But, I am going to try a new therapy called NAET in an effort to eliminate or desensitize him to some of these foods he’s allergic to. So, I’ll be chronicling that journey in the weeks to come.
I’m glad to hear of an adult who is living on scd. sometimes, I feel like the only one who has heard of this diet!

Denise Therese - May 3, 2010

It certainly not very common to hear of others on the SCD. But a strict diet is so much more preferrable than constant intestinal issues.

Have you tried making your son special treats to take to school with him? Lucy’s Kitchen Shop (www.lucyskitchenshop.com) has a cookbook. There’s all sorts of desserts in that. I particularly like the recipe for cinnamon cookies. Does he like vanilla wafers? If so, you could substitute the cinnamon for vanilla extract. The cookies come out much like vanilla wafers that way.

God bless!

3. hopeauthority - May 9, 2010

You’d be amazed at the lengths I go to to make him special treats for school and home. I have Lucy’s cookbook (and actually spoke to her at length on the phone about 4 yrs ago) and have made those cookies. But I have to recommend a 2 book series of SCD cookbooks put out by Jodi Bager and Jenny Lass, called Grain Free Gourmet, and Everyday Grain Free Gourmet. Both are fabulous and way better than anything else out there…and I own them all. The non-dairy double vanilla ice cream and the apple galette (pie) in the first one saved my life! The glazed pound cake and cashew butter cookies in the second one are also well worth the cost of the book. Trust me. Buy them. (I have nothing to gain if you do other than the satisfaction that I have made your life better.) Some day, I will publish my own.

Denise Therese - May 9, 2010

Thanks for the tips! I’m always on the lookout for new recipes.
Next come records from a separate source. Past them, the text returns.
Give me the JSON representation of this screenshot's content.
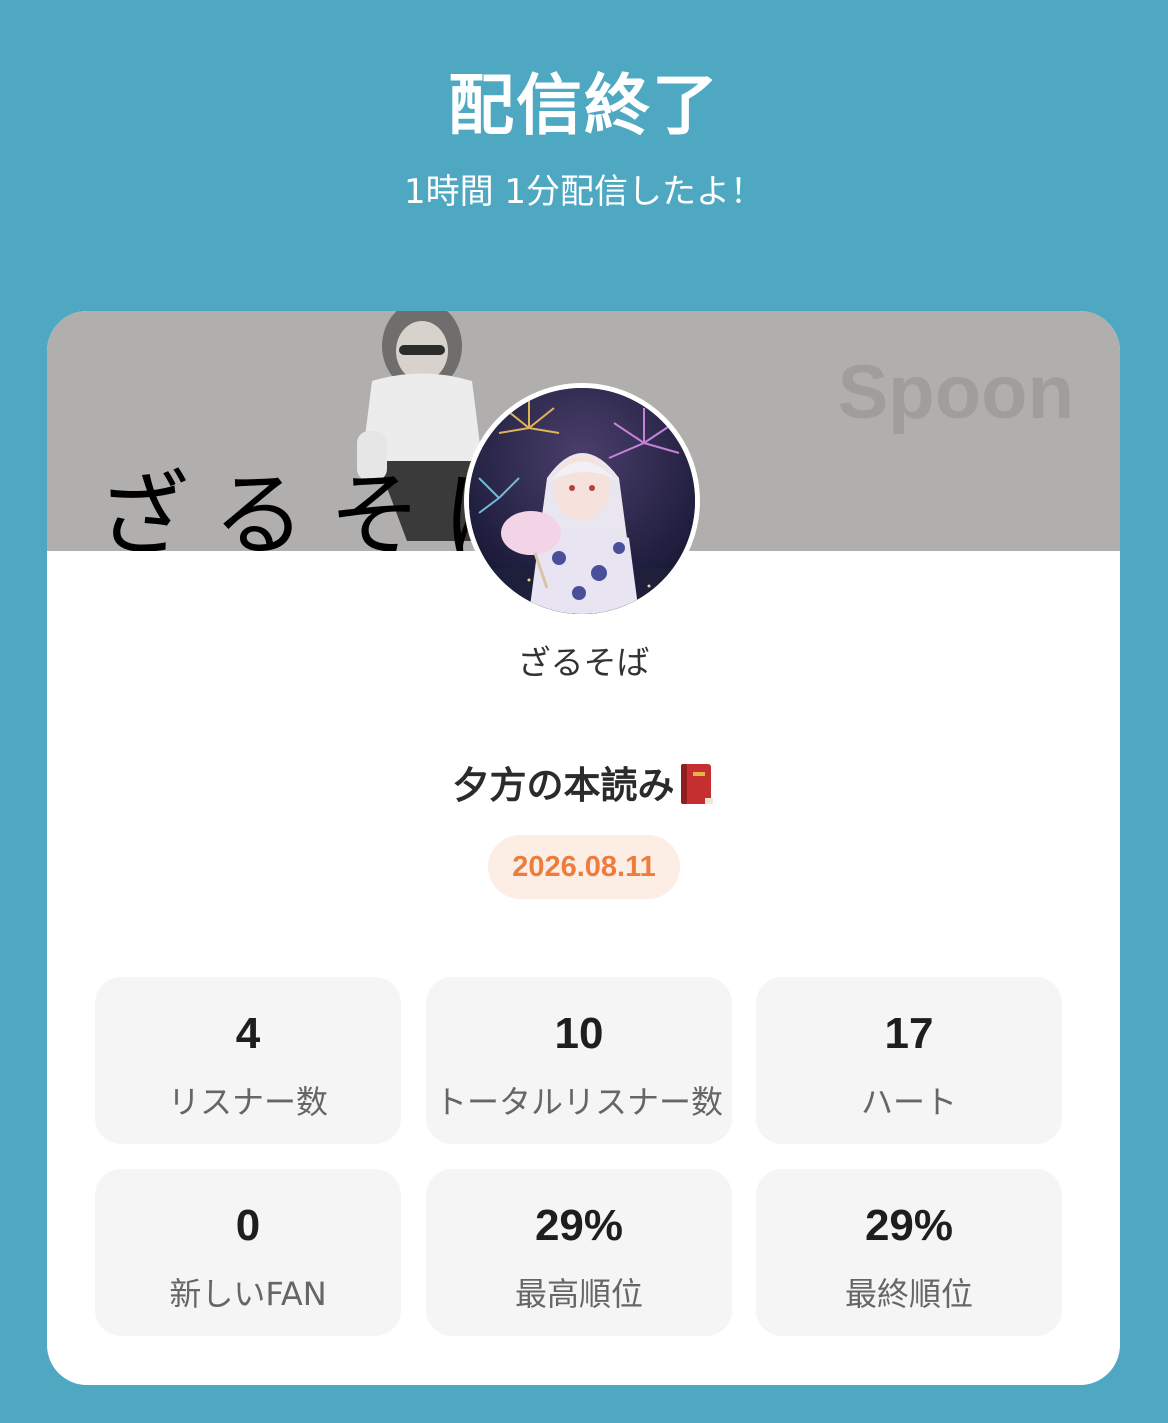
{
  "header": {
    "title": "配信終了",
    "subtitle": "1時間 1分配信したよ！"
  },
  "banner": {
    "text": "ざるそば",
    "logo": "Spoon"
  },
  "profile": {
    "name": "ざるそば"
  },
  "live": {
    "title": "夕方の本読み",
    "date": "2026.08.11"
  },
  "stats": [
    {
      "value": "4",
      "label": "リスナー数"
    },
    {
      "value": "10",
      "label": "トータルリスナー数"
    },
    {
      "value": "17",
      "label": "ハート"
    },
    {
      "value": "0",
      "label": "新しいFAN"
    },
    {
      "value": "29%",
      "label": "最高順位"
    },
    {
      "value": "29%",
      "label": "最終順位"
    }
  ],
  "colors": {
    "background": "#4ea8c1",
    "card": "#ffffff",
    "banner": "#b0afae",
    "date_text": "#ef7c3f",
    "date_bg": "#fdeee5",
    "stat_bg": "#f5f5f5"
  }
}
I’m presently compiling an SCD cookbook of my own–it’s a lot of work, but I’m thoroughly enjoying it. 😀 God bless!

Leave a Reply

Fill in your details below or click an icon to log in:

WordPress.com Logo

You are commenting using your WordPress.com account. Log Out /  Change )

Google+ photo

You are commenting using your Google+ account. Log Out /  Change )

Twitter picture

You are commenting using your Twitter account. Log Out /  Change )

Facebook photo

You are commenting using your Facebook account. Log Out /  Change )


Connecting to %s

%d bloggers like this: